The idea of “regulating” the news media plays quite differently on the two sides of the Atlantic. In the United States it’s unthinkable: Press regulation of any sort would inevitably trample sacred freedoms and unleash state apparatchiks to badger and stifle the media.
But in Britain the notion that news media need grownup supervision is widely held and periodically attempted. Since the early 1950s, under perpetual threat that Parliament might act, the news industry has created voluntary entities to handle complaints and offer redress for people who were slimed, bullied or otherwise, as they say here, rubbished.
Self-regulation hasn’t worked so well. The current cop, the Press Complaints Commission, was hatched 20 years ago after a rash of press abuses in the late ’80s. A minister admonished the media then they were “drinking in the last-chance saloon” and further misconduct would bring new laws.
On to today’s phone-hacking scandal, universally cited as the spawn of toothless self-regulation. The scandal’s initial focus was on years of surveillance and bribery by Rupert Murdoch’s now-defunct News of the World tabloid.

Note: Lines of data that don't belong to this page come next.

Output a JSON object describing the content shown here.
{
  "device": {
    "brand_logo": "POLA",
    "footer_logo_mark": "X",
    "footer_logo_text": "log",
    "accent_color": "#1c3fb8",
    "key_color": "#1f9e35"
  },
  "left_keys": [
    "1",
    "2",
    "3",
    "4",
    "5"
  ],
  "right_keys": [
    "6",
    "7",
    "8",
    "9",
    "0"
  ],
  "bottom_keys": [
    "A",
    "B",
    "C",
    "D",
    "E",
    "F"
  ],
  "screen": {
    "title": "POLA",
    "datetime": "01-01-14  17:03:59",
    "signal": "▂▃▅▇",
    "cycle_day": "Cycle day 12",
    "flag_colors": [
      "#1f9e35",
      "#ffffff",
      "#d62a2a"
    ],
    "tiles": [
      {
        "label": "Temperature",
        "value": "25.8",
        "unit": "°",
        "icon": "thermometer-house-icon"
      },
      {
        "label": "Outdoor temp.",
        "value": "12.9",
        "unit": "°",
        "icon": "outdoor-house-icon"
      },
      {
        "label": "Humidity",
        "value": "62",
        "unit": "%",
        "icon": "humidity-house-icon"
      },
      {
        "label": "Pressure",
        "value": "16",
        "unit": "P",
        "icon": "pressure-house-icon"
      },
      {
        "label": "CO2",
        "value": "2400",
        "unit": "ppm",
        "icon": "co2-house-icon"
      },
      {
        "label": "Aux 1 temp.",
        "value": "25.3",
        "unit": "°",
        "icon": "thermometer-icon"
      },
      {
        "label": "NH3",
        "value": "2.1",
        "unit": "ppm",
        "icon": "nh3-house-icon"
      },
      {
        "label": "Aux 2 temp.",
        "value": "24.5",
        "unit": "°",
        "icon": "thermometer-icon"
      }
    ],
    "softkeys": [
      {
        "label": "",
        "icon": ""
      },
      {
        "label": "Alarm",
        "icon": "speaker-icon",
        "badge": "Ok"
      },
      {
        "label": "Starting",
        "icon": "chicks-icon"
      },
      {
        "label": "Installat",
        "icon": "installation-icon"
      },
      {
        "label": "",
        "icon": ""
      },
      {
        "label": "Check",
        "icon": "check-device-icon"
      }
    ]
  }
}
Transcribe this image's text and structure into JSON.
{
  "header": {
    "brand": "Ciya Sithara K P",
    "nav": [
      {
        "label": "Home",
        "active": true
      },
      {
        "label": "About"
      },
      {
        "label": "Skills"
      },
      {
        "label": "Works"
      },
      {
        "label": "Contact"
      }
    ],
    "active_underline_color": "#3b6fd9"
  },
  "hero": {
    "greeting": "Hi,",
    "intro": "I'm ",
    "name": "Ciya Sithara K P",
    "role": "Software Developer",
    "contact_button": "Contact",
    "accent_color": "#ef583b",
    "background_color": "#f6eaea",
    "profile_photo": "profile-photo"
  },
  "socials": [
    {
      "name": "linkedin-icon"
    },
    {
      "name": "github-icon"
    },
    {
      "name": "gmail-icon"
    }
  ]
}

In its wake came arrests and Parliamentary hearings into broader practices among Britain’s hypercompetitive press, led by 10 dailies — with another half-dozen titles on Sundays — all vying for a national market and “fighting like ferrets in a sack for readers and for survival,” as London journalism professor Steven Barnett puts it.

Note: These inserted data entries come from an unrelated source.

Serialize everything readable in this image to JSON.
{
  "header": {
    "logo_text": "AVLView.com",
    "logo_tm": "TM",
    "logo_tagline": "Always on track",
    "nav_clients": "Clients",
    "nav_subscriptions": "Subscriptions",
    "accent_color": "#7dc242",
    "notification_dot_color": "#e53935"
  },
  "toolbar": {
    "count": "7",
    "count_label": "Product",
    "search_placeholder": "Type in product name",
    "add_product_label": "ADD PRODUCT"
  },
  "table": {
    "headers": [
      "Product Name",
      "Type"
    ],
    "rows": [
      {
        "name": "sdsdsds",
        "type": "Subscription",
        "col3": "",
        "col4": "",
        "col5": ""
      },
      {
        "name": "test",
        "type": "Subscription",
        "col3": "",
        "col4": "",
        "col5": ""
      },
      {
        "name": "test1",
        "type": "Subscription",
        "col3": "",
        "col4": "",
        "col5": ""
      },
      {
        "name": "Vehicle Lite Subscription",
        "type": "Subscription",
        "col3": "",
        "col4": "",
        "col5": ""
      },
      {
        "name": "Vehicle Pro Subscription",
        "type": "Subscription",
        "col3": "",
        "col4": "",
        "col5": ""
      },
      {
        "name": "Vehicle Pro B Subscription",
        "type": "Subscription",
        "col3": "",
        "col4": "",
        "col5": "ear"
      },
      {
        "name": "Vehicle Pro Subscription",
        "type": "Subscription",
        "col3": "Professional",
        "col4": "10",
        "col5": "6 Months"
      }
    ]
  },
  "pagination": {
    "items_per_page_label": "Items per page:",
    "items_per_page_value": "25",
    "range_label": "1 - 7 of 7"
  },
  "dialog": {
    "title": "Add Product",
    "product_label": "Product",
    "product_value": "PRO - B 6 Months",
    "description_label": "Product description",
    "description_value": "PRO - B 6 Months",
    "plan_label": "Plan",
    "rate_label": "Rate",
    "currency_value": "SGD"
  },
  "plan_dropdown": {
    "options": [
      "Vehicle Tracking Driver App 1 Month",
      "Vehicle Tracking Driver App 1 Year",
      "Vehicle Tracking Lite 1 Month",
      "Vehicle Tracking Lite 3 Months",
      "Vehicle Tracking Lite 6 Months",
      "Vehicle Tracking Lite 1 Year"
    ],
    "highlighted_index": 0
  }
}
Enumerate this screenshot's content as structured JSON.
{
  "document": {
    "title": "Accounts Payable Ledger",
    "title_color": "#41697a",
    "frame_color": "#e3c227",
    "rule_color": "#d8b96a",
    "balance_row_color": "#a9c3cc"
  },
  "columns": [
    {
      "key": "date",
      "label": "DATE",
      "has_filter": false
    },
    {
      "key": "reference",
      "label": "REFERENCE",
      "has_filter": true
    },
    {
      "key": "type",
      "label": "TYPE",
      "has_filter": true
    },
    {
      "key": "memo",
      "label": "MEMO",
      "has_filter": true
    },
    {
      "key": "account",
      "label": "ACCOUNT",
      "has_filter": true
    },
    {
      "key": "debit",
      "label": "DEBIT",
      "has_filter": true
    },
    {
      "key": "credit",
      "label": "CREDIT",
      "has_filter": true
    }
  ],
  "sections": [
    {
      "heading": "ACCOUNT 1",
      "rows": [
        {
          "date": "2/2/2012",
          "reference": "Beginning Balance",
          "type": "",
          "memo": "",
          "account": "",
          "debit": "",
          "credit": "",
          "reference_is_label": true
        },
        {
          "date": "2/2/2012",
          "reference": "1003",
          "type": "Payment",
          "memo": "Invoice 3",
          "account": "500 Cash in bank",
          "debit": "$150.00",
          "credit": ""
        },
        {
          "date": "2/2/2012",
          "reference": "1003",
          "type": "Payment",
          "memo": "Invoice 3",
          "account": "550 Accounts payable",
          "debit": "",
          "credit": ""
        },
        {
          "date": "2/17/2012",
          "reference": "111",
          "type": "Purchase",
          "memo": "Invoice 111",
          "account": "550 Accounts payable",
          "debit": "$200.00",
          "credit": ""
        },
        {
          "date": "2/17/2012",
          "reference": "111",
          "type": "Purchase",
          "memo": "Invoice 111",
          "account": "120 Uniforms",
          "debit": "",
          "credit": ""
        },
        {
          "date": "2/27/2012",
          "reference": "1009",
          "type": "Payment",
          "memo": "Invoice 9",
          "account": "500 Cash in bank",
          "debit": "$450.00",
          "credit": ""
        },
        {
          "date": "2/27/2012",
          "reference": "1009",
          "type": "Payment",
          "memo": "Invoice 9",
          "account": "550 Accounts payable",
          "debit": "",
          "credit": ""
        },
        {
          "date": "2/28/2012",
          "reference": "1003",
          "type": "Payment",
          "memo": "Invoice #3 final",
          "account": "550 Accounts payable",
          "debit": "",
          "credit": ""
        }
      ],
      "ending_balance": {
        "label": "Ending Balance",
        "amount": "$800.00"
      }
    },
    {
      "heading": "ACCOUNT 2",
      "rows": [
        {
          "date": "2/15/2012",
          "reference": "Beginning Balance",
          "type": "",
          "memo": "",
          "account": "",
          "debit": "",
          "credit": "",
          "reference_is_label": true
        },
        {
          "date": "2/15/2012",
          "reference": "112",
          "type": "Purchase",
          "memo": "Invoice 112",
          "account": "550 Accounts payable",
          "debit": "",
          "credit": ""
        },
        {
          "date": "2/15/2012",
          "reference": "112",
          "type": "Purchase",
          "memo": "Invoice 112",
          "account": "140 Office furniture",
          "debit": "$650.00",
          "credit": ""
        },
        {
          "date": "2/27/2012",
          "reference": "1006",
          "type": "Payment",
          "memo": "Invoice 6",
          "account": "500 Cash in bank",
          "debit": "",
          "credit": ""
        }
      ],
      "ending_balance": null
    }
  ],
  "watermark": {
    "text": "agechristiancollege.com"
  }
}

What, if anything, should be done may depend now on the recommendations of a senior judge, Sir Brian Leveson, appointed by Conservative Prime Minister David Cameron to lead a sweeping inquiry into the “culture, practice and ethics of the press.”
The Leveson Inquiry opened in July and uncorked a flood of tales from celebrities and civilians lacerated by the media:

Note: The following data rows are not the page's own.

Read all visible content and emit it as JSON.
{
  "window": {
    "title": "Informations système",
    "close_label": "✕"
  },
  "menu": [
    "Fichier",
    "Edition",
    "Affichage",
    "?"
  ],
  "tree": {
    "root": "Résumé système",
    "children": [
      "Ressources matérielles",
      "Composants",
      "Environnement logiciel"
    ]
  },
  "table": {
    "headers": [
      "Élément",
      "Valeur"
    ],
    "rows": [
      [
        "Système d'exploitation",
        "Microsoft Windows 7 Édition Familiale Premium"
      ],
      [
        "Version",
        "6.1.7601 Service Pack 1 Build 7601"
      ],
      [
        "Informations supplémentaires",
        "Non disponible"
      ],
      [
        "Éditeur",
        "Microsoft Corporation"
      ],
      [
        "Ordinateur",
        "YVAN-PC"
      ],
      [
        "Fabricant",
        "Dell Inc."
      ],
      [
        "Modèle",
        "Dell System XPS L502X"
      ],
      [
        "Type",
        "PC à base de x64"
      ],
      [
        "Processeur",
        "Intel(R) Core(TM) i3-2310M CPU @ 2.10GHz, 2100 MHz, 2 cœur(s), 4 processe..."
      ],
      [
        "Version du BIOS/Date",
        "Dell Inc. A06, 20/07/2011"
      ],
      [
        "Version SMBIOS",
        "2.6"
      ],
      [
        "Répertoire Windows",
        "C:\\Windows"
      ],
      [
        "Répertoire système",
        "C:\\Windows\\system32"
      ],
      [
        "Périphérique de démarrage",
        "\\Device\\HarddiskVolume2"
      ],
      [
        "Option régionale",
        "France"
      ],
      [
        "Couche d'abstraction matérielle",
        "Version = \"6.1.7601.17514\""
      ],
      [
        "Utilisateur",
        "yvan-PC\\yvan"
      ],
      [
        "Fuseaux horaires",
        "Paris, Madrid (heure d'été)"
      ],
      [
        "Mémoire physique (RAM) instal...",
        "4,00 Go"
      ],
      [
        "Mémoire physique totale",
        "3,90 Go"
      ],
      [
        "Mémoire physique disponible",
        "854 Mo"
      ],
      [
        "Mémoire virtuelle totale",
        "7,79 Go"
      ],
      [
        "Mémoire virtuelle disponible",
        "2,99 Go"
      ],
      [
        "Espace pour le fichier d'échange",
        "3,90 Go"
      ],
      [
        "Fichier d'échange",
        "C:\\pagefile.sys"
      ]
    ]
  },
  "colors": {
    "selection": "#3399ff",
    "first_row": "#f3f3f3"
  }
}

The landlord in Bristol who came under scrutiny when one of his tenants was murdered, and who spent weeks having his eccentricities paraded in the press until police found the real killer.
The couple whose daughter was abducted in Portugal and who, the tabloids suggested, might have sold her into slavery.
The single mother of two who agreed to take part in a story about people who abandon the city to start afresh in the country; instead she ended up in a Daily Mail centerspread of distortion and innuendo about her sex life.
One private investigator who specialized in gathering personal records — bank, medical, driving and more — worked for over 300 journalists from 30 publications.
The inquiry now has shifted focus onto the prickly relations between press and politicians. Testifying at the session I attended last week was a master at media handling, former Prime Minister Tony Blair, who made his mark as a media critic in a memorable 2007 speech, when he compared the press to “a feral beast, just tearing people and reputations to bits . . . ”
Now 59, with a movie-star tan and impeccably attired, Blair said he decided soon into his first term he would “manage” the media rather than waste political capital “confronting” it over its “poison.”
Ironically, he’s reviled by many ex-supporters because of his success at manipulating those same media, notably to gin up support for the 2003 Iraq invasion, and he had little to suggest that might make press-politician relations less toxic. But he did favor an independent body to handle complaints.
Leveson, too, offering an early look at his thinking, suggested a mechanism “independent of government, the state, Parliament and the press,” something that “has got to work for people without money, it has got to be speedy, it has got to be effective. In other words, it has got to achieve a result” — forcing corrections, apologies, even fines.
Blair speculated about why the U.S. press is relatively benign, with “a strong set of standards,” and noted the “disaggregated market” U.S. media serve.
I think he was onto something, but the roots of so-called press responsibility in this country lay not just in the fractured market but in the rampant spread of local newspaper monopolies over the last 50 years. Newspapers — where the culture of today’s news business was incubated — no longer viewed themselves as needing to outgun rivals for market dominance.
Instead, they focused on building legitimacy as civic benefactors, sought to keep readers and advertisers loyal and content, and placed a greater premium on restraint than on the aggressiveness that had marked the previous, competitive era.
The question now is whether in the digital age, marked by real-time news scrambling, the media are moving toward a new hypercompetitive epoch, and a corresponding impatience with patience and accuracy.
If so, the “poison” Blair deplored may become more than a British problem, and self-regulation a prospect to be addressed on our side of the Atlantic as well.